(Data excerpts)
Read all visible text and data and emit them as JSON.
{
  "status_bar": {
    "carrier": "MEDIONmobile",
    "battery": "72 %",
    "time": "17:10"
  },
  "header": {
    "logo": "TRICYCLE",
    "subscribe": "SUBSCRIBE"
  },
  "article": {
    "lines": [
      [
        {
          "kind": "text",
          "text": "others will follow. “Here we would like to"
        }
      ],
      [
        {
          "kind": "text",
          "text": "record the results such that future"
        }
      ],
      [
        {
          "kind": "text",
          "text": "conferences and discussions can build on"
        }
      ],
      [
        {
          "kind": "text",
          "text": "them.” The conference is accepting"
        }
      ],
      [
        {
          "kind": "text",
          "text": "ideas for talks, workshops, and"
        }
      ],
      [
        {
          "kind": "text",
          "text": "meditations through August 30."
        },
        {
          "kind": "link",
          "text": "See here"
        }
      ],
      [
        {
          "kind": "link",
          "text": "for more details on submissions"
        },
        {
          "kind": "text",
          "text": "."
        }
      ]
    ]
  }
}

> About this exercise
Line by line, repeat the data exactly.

> Expected output
Read all visible text and data and emit them as JSON.
{
  "status_bar": {
    "carrier": "MEDIONmobile",
    "battery": "72 %",
    "time": "17:10"
  },
  "header": {
    "logo": "TRICYCLE",
    "subscribe": "SUBSCRIBE"
  },
  "article": {
    "lines": [
      [
        {
          "kind": "text",
          "text": "others will follow. “Here we would like to"
        }
      ],
      [
        {
          "kind": "text",
          "text": "record the results such that future"
        }
      ],
      [
        {
          "kind": "text",
          "text": "conferences and discussions can build on"
        }
      ],
      [
        {
          "kind": "text",
          "text": "them.” The conference is accepting"
        }
      ],
      [
        {
          "kind": "text",
          "text": "ideas for talks, workshops, and"
        }
      ],
      [
        {
          "kind": "text",
          "text": "meditations through August 30."
        },
        {
          "kind": "link",
          "text": "See here"
        }
      ],
      [
        {
          "kind": "link",
          "text": "for more details on submissions"
        },
        {
          "kind": "text",
          "text": "."
        }
      ]
    ]
  }
}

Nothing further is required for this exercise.